### Work to be completed
In the material below, find every line with "description" and pull it out.

### Task inputs
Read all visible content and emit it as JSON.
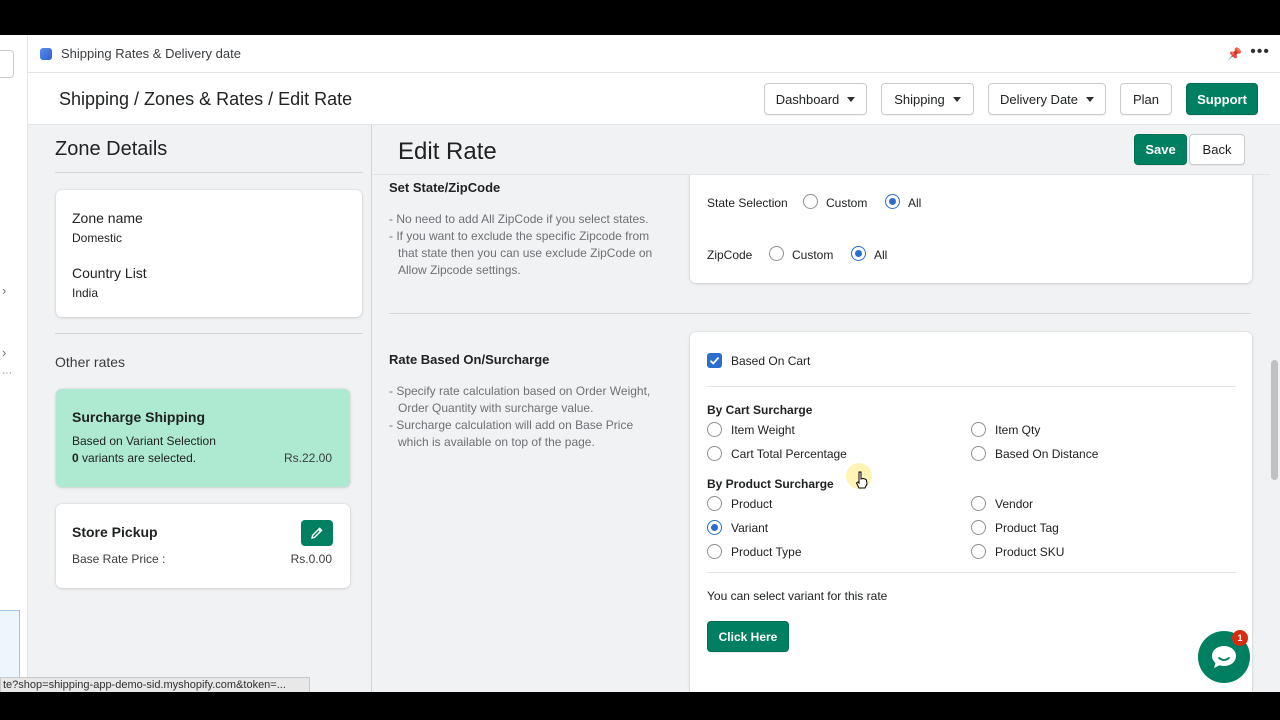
{
  "tab": {
    "title": "Shipping Rates & Delivery date"
  },
  "header": {
    "breadcrumb": "Shipping / Zones & Rates / Edit Rate",
    "nav": {
      "dashboard": "Dashboard",
      "shipping": "Shipping",
      "delivery_date": "Delivery Date",
      "plan": "Plan",
      "support": "Support"
    }
  },
  "zone": {
    "title": "Zone Details",
    "name_label": "Zone name",
    "name_value": "Domestic",
    "country_label": "Country List",
    "country_value": "India",
    "other_rates_label": "Other rates",
    "rates": [
      {
        "name": "Surcharge Shipping",
        "detail": "Based on Variant Selection",
        "count": "0",
        "count_suffix": " variants are selected.",
        "price": "Rs.22.00"
      },
      {
        "name": "Store Pickup",
        "detail": "Base Rate Price :",
        "price": "Rs.0.00"
      }
    ]
  },
  "edit": {
    "title": "Edit Rate",
    "save_label": "Save",
    "back_label": "Back",
    "state_section": {
      "title": "Set State/ZipCode",
      "help": [
        "- No need to add All ZipCode if you select states.",
        "- If you want to exclude the specific Zipcode from that state then you can use exclude ZipCode on Allow Zipcode settings."
      ],
      "state_label": "State Selection",
      "zip_label": "ZipCode",
      "opt_custom": "Custom",
      "opt_all": "All"
    },
    "rate_section": {
      "title": "Rate Based On/Surcharge",
      "help": [
        "- Specify rate calculation based on Order Weight, Order Quantity with surcharge value.",
        "- Surcharge calculation will add on Base Price which is available on top of the page."
      ],
      "based_on_cart": "Based On Cart",
      "cart_heading": "By Cart Surcharge",
      "cart_options": [
        "Item Weight",
        "Item Qty",
        "Cart Total Percentage",
        "Based On Distance"
      ],
      "product_heading": "By Product Surcharge",
      "product_options": [
        "Product",
        "Vendor",
        "Variant",
        "Product Tag",
        "Product Type",
        "Product SKU"
      ],
      "selected": "Variant",
      "variant_note": "You can select variant for this rate",
      "click_here": "Click Here"
    }
  },
  "status_url": "te?shop=shipping-app-demo-sid.myshopify.com&token=...",
  "chat_badge": "1",
  "colors": {
    "primary": "#008060",
    "radio": "#2c6ecb",
    "highlight_card": "#aee9d1"
  }
}
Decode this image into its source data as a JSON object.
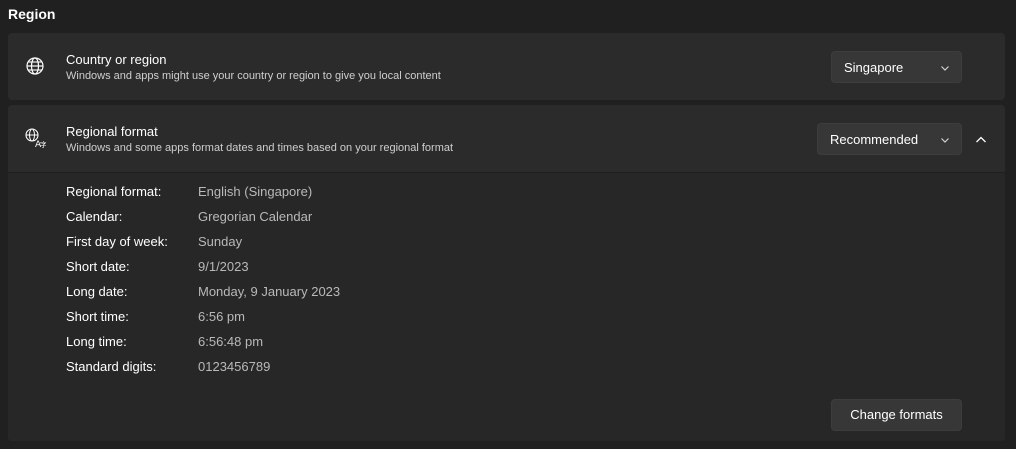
{
  "section": {
    "title": "Region"
  },
  "country": {
    "icon": "globe-icon",
    "title": "Country or region",
    "description": "Windows and apps might use your country or region to give you local content",
    "selected": "Singapore"
  },
  "regional_format": {
    "icon": "language-format-icon",
    "title": "Regional format",
    "description": "Windows and some apps format dates and times based on your regional format",
    "selected": "Recommended",
    "expanded": true,
    "details": [
      {
        "label": "Regional format:",
        "value": "English (Singapore)"
      },
      {
        "label": "Calendar:",
        "value": "Gregorian Calendar"
      },
      {
        "label": "First day of week:",
        "value": "Sunday"
      },
      {
        "label": "Short date:",
        "value": "9/1/2023"
      },
      {
        "label": "Long date:",
        "value": "Monday, 9 January 2023"
      },
      {
        "label": "Short time:",
        "value": "6:56 pm"
      },
      {
        "label": "Long time:",
        "value": "6:56:48 pm"
      },
      {
        "label": "Standard digits:",
        "value": "0123456789"
      }
    ],
    "change_button": "Change formats"
  },
  "colors": {
    "background": "#202020",
    "card": "#2b2b2b",
    "text": "#ffffff",
    "secondary_text": "#b9b9b9"
  }
}
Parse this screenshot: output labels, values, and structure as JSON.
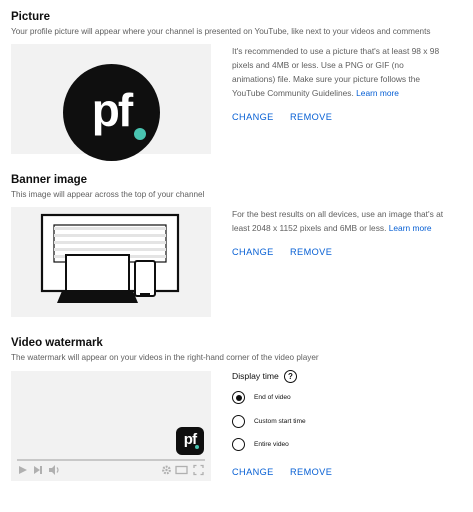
{
  "picture": {
    "title": "Picture",
    "description": "Your profile picture will appear where your channel is presented on YouTube, like next to your videos and comments",
    "info_lines": [
      "It's recommended to use a picture that's at least 98 x 98",
      "pixels and 4MB or less. Use a PNG or GIF (no",
      "animations) file. Make sure your picture follows the",
      "YouTube Community Guidelines."
    ],
    "learn_more": "Learn more",
    "change_label": "CHANGE",
    "remove_label": "REMOVE",
    "logo_text": "pf"
  },
  "banner": {
    "title": "Banner image",
    "description": "This image will appear across the top of your channel",
    "info_lines": [
      "For the best results on all devices, use an image that's at",
      "least 2048 x 1152 pixels and 6MB or less."
    ],
    "learn_more": "Learn more",
    "change_label": "CHANGE",
    "remove_label": "REMOVE"
  },
  "watermark": {
    "title": "Video watermark",
    "description": "The watermark will appear on your videos in the right-hand corner of the video player",
    "display_time_label": "Display time",
    "help_icon": "?",
    "logo_text": "pf",
    "options": [
      {
        "label": "End of video",
        "selected": true
      },
      {
        "label": "Custom start time",
        "selected": false
      },
      {
        "label": "Entire video",
        "selected": false
      }
    ],
    "change_label": "CHANGE",
    "remove_label": "REMOVE"
  },
  "colors": {
    "accent": "#065fd4",
    "logo_dot": "#49c4b1"
  }
}
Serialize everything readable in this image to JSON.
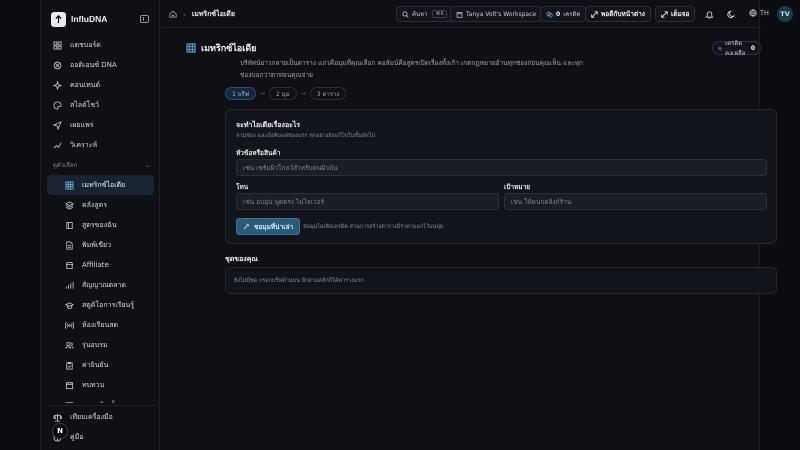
{
  "brand": {
    "name": "InfluDNA"
  },
  "nav": {
    "items": [
      {
        "label": "แดชบอร์ด",
        "icon": "grid-icon"
      },
      {
        "label": "ออดิเอนซ์ DNA",
        "icon": "dna-icon"
      },
      {
        "label": "คอนเทนต์",
        "icon": "sparkle-icon"
      },
      {
        "label": "สไลด์โชว์",
        "icon": "palette-icon"
      },
      {
        "label": "เผยแพร่",
        "icon": "send-icon"
      },
      {
        "label": "วิเคราะห์",
        "icon": "chart-icon"
      }
    ],
    "section_label": "ดูตัวเลือก",
    "sub_items": [
      {
        "label": "เมทริกซ์ไอเดีย",
        "icon": "matrix-icon",
        "active": true
      },
      {
        "label": "คลังสูตร",
        "icon": "layers-icon"
      },
      {
        "label": "สูตรของฉัน",
        "icon": "book-icon"
      },
      {
        "label": "พิมพ์เขียว",
        "icon": "doc-icon"
      },
      {
        "label": "Affiliate",
        "icon": "store-icon"
      },
      {
        "label": "สัญญาณตลาด",
        "icon": "signal-icon"
      },
      {
        "label": "สตูดิโอการเรียนรู้",
        "icon": "cap-icon"
      },
      {
        "label": "ห้องเรียนสด",
        "icon": "broadcast-icon"
      },
      {
        "label": "รุ่นอบรม",
        "icon": "users-icon"
      },
      {
        "label": "ค่ายินยัน",
        "icon": "clipboard-icon"
      },
      {
        "label": "ทบทวน",
        "icon": "calendar-icon"
      },
      {
        "label": "ความคิดเห็น",
        "icon": "chat-icon"
      }
    ],
    "bottom_items": [
      {
        "label": "เทียบเครื่องมือ",
        "icon": "scale-icon"
      },
      {
        "label": "คู่มือ",
        "icon": "help-icon"
      }
    ],
    "n_badge": "N"
  },
  "topbar": {
    "breadcrumb_current": "เมทริกซ์ไอเดีย",
    "search_label": "ค้นหา",
    "search_kbd": "⌘K",
    "workspace": "Tanya Volt's Workspace",
    "credits_count": "0",
    "credits_label": "เครดิต",
    "pop_label": "พอดีกับหน้าต่าง",
    "full_label": "เต็มจอ",
    "lang": "TH",
    "avatar": "TV"
  },
  "page": {
    "title": "เมทริกซ์ไอเดีย",
    "credit_label": "เครดิตคงเหลือ",
    "credit_value": "0",
    "description": "บริหัศน์ยาวกลายเป็นตาราง แถวคือมุมที่คุณเลือก คอลัมน์คือสูตรเปิดเรื่องทั้งเก้า เกตกฎหมายอ้านทุกช่องก่อนคุณเห็น และทุกช่องบอกว่าตาท่อนคุณจ่าย",
    "steps": [
      "1 บรีฟ",
      "2 มุม",
      "3 ตาราง"
    ],
    "form": {
      "title": "จะทำไอเดียเรื่องอะไร",
      "subtitle": "สามช่อง และบังคับแค่ช่องแรก ทุกอย่างยังแก้ไขในขั้นถัดไป",
      "product_label": "หัวข้อหรือสินค้า",
      "product_placeholder": "เช่น เซรั่มผิวโกลว์สำหรับคนผิวมัน",
      "tone_label": "โทน",
      "tone_placeholder": "เช่น อบอุ่น พูดตรง ไม่ไฮเวอร์",
      "goal_label": "เป้าหมาย",
      "goal_placeholder": "เช่น ให้คนกดลิงก์ร้าน",
      "submit_label": "ชอมุมที่น่าเล่า",
      "submit_note": "ชอมุมไม่เสียเครดิต ส่วนการสร้างตารางมีราคาบอกไว้บนปุ่ม"
    },
    "sets_title": "ชุดของคุณ",
    "sets_empty": "ยังไม่มีชุด กรอกบรีฟด้านบน อีกสามคลิกก็ได้ตารางแรก"
  },
  "colors": {
    "accent": "#6fb3e8",
    "button": "#2b5a77",
    "background": "#0e1016"
  }
}
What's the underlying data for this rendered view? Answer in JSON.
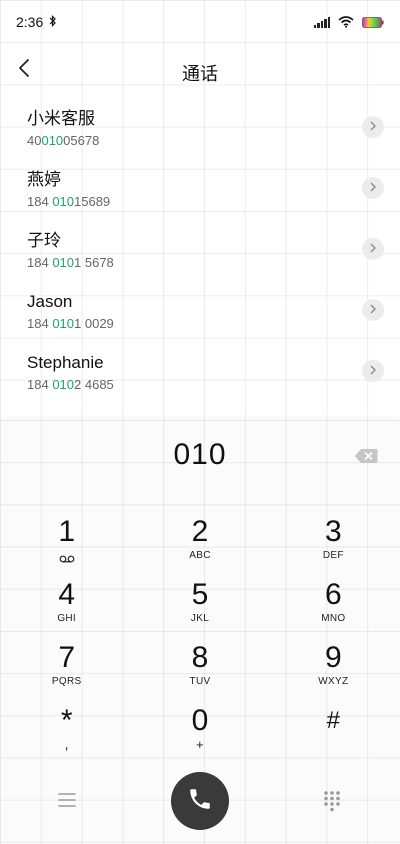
{
  "status_bar": {
    "time": "2:36"
  },
  "header": {
    "title": "通话"
  },
  "contacts": [
    {
      "name": "小米客服",
      "number_prefix": "40",
      "number_match": "010",
      "number_suffix": "05678"
    },
    {
      "name": "燕婷",
      "number_prefix": "184 ",
      "number_match": "010",
      "number_suffix": "15689"
    },
    {
      "name": "子玲",
      "number_prefix": "184 ",
      "number_match": "010",
      "number_suffix": "1 5678"
    },
    {
      "name": "Jason",
      "number_prefix": "184 ",
      "number_match": "010",
      "number_suffix": "1 0029"
    },
    {
      "name": "Stephanie",
      "number_prefix": "184 ",
      "number_match": "010",
      "number_suffix": "2 4685"
    }
  ],
  "dialer": {
    "number": "010",
    "keys": [
      {
        "digit": "1",
        "letters": ""
      },
      {
        "digit": "2",
        "letters": "ABC"
      },
      {
        "digit": "3",
        "letters": "DEF"
      },
      {
        "digit": "4",
        "letters": "GHI"
      },
      {
        "digit": "5",
        "letters": "JKL"
      },
      {
        "digit": "6",
        "letters": "MNO"
      },
      {
        "digit": "7",
        "letters": "PQRS"
      },
      {
        "digit": "8",
        "letters": "TUV"
      },
      {
        "digit": "9",
        "letters": "WXYZ"
      },
      {
        "digit": "*",
        "letters": ","
      },
      {
        "digit": "0",
        "letters": "+"
      },
      {
        "digit": "#",
        "letters": ""
      }
    ]
  },
  "colors": {
    "match_highlight": "#1aa66a",
    "call_button": "#3a3a3a"
  },
  "icons": {
    "back": "chevron-left-icon",
    "detail": "chevron-right-icon",
    "backspace": "backspace-icon",
    "menu": "menu-icon",
    "call": "phone-icon",
    "keypad_toggle": "dialpad-icon",
    "voicemail": "voicemail-icon"
  }
}
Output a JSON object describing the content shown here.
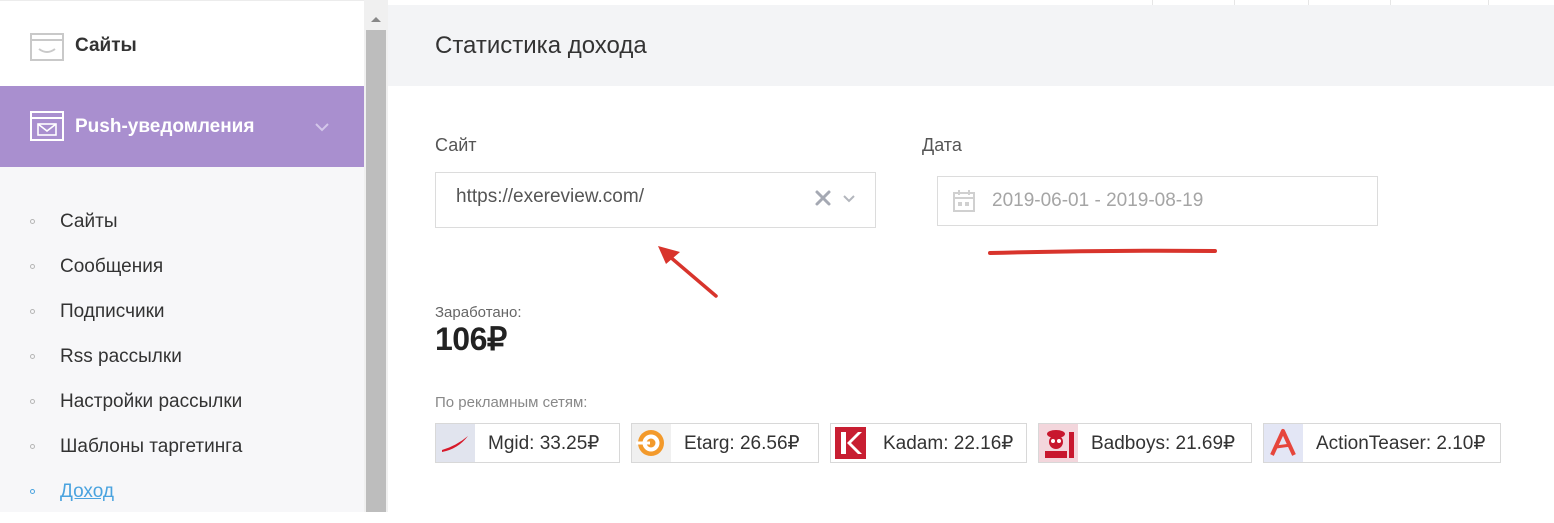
{
  "sidebar": {
    "top_item": {
      "label": "Сайты",
      "icon": "sites-icon"
    },
    "section": {
      "label": "Push-уведомления",
      "icon": "envelope-icon",
      "expanded": true
    },
    "submenu": [
      {
        "label": "Сайты"
      },
      {
        "label": "Сообщения"
      },
      {
        "label": "Подписчики"
      },
      {
        "label": "Rss рассылки"
      },
      {
        "label": "Настройки рассылки"
      },
      {
        "label": "Шаблоны таргетинга"
      },
      {
        "label": "Доход",
        "active": true
      }
    ],
    "accent_color": "#a98fcf"
  },
  "main": {
    "title": "Статистика дохода",
    "site_filter": {
      "label": "Сайт",
      "value": "https://exereview.com/"
    },
    "date_filter": {
      "label": "Дата",
      "value": "2019-06-01 - 2019-08-19"
    },
    "earned": {
      "label": "Заработано:",
      "value": "106₽"
    },
    "networks": {
      "label": "По рекламным сетям:",
      "items": [
        {
          "text": "Mgid: 33.25₽"
        },
        {
          "text": "Etarg: 26.56₽"
        },
        {
          "text": "Kadam: 22.16₽"
        },
        {
          "text": "Badboys: 21.69₽"
        },
        {
          "text": "ActionTeaser: 2.10₽"
        }
      ]
    }
  },
  "colors": {
    "annotation": "#d8342c",
    "link": "#4aa3df"
  }
}
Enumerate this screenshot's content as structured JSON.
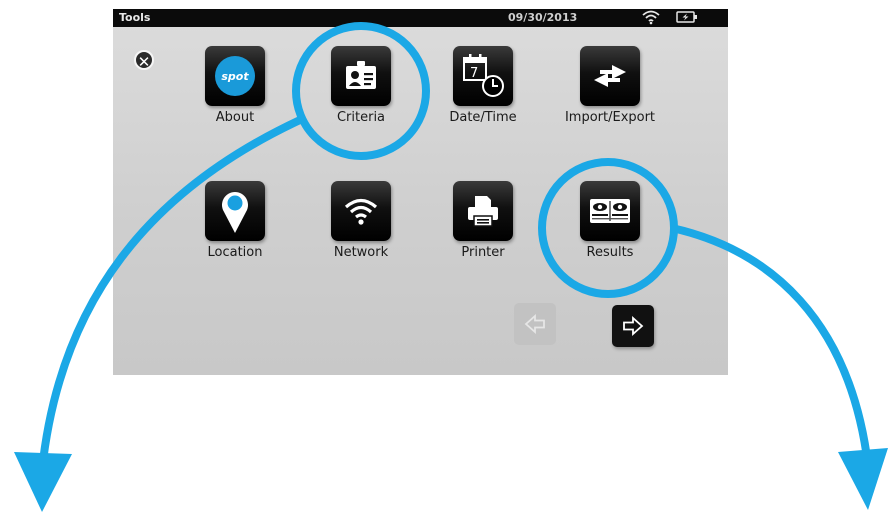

### Response area
    "description": "Windows and apps might use your country or region to give you local content",
    "description": "Windows and some apps format dates and times based on your regional format",
    "description": "Your profile picture will appear where your channel is presented on YouTube, like next to your videos and comments",
    "description": "This image will appear across the top of your channel",
    "description": "The watermark will appear on your videos in the right-hand corner of the video player",
    "description": "บริหัศน์ยาวกลายเป็นตาราง แถวคือมุมที่คุณเลือก คอลัมน์คือสูตรเปิดเรื่องทั้งเก้า เกตกฎหมายอ้านทุกช่องก่อนคุณเห็น และทุกช่องบอกว่าตาท่อนคุณจ่าย",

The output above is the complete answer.